Pacing barefoot on an undecorated stage, Nancy Hulse let the silence overwhelm the Curry Student Center Ballroom as solemn faces contemplated the question she posed.
"Why do men rape?"
Hulse's thick silver rings clanged together slightly as she twitched her fingers at her side, looking out over the crowd.
"Because they can. Period," she answered.
Hulse was the keynote speaker at Delta Phi Epsilon's (DPhiE) fifth annual Take Back the Night event last Wednesday. Take Back the Night is an international program on college campuses intended to bring the fight against sexual assault out from behind closed doors and provide a safe, supportive environment for men, women, children and families affected by sexual assault.
The night began with both male and female students participating in a candlelit march through campus to "take back" the night. Then men, women, faculty, student organization leaders, Greek life students and survivors alike then gathered in the Ballroom.

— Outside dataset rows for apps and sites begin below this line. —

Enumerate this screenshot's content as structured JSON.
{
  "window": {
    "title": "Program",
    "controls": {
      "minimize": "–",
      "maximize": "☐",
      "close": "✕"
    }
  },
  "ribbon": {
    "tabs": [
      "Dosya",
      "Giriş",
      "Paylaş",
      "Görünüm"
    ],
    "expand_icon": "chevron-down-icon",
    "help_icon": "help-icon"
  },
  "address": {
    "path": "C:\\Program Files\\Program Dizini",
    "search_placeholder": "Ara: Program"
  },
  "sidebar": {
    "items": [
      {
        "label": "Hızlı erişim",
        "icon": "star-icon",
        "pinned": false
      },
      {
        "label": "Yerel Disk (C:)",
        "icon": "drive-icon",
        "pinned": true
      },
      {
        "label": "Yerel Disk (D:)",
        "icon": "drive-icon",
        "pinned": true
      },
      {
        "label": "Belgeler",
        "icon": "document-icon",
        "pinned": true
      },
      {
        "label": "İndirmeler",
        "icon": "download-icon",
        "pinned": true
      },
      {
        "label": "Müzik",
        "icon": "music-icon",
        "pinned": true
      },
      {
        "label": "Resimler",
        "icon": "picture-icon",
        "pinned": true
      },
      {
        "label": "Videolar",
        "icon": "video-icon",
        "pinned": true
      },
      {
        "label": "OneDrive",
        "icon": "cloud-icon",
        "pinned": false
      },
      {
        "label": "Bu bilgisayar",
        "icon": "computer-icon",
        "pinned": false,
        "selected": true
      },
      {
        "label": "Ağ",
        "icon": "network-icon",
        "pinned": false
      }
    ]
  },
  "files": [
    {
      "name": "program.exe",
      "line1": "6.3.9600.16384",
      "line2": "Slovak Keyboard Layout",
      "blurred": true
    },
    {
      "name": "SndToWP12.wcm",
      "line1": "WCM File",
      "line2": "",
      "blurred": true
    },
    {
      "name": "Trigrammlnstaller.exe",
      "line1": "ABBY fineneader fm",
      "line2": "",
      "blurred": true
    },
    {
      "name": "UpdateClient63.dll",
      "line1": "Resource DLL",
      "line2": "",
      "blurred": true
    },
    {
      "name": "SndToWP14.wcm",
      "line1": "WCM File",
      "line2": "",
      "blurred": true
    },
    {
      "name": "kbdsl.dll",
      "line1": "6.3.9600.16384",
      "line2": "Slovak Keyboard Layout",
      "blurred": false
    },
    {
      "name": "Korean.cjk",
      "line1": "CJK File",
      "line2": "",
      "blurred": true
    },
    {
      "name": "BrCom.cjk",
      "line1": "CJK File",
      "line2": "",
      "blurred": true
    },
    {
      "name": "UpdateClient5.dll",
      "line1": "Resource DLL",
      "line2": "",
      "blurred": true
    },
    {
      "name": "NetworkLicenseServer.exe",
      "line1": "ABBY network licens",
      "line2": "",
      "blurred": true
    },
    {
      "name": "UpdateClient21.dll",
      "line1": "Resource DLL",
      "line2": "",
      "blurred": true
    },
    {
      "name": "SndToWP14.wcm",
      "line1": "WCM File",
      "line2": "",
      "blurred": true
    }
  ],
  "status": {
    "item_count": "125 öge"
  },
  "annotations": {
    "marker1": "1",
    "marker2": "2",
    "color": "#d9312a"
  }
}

Wearing a tie-dyed orange skirt and matching top with glittery accents, Hulse performed "A Rose by Any Other Name," which chronicled the different types of sexual assault through poetry, spoken verse, anecdotes and personal experiences she has had in her over 20 years of experience working as a sexual assault and rape counselor. The performance was intense, using a mix of emotional testimonies, graphic artwork and statistics to illustrate the pervasiveness of sexual assault in American culture, which has the highest sexual assault statistics of any industrialized country.
Soft sobs and gasps could be heard in the crowd as Hulse told the stories of women she has counseled and used shocking statistics to dispel misconceptions surrounding sexual assault. One in four women -- as well as one in eight men -- will experience sexual assault in their lifetimes. However, of those assaults, it is estimated 85 percent go unreported, and only five percent of rapists actually go to jail.
Hulse also stressed that contrary to some popular belief, victims cannot avoid or prevent their assault.
"Many people think sexual assault victims were asking for it by dressing or acting provocatively," Hulse said. "The oldest victim of sexual assault is 96, and the youngest is two months old. Now you tell me that they were being provocative."
Hulse recently chose to simplify and use the power of spoken word in her shows. She does not attempt to hide anything or avoid any subjects in the piece, which she said can make people uncomfortable, but is necessary for her work to be successful.
I don't believe in secrets. Secrets kill people ... my time here is short and I don't have time to sugarcoat and try not to offend people," Hulse said.
Hulse concluded by saying the most important thing people can do to help victims of sexual assault is to believe them.
After Hulse's performance, Student Government Association President Bill Durkin and InterFraternity Council President Chris McKenny read a pledge to never condone sexual assault by other members of their gender and to always work toward the prevention of sexual assault altogether.
An open mic session followed, where anyone present was encouraged to share stories or information about available support. Although representatives from established organizations publicized their presence on campus and in the community, it was clear individual students were hesitant to take to the stage.
Keri Fagel, however, said it didn't matter. Fagel's year-long position in DPhiE was focused entirely on organizing Take Back the Night, and she said the main goal was simply for students to "know there is someone else out there trying to stop sexual assault."
"I'd rather have five minutes of awkward silence and have everyone think, 'Maybe I should share my story.' It doesn't matter if no one comes and speaks, they know it was there," she said.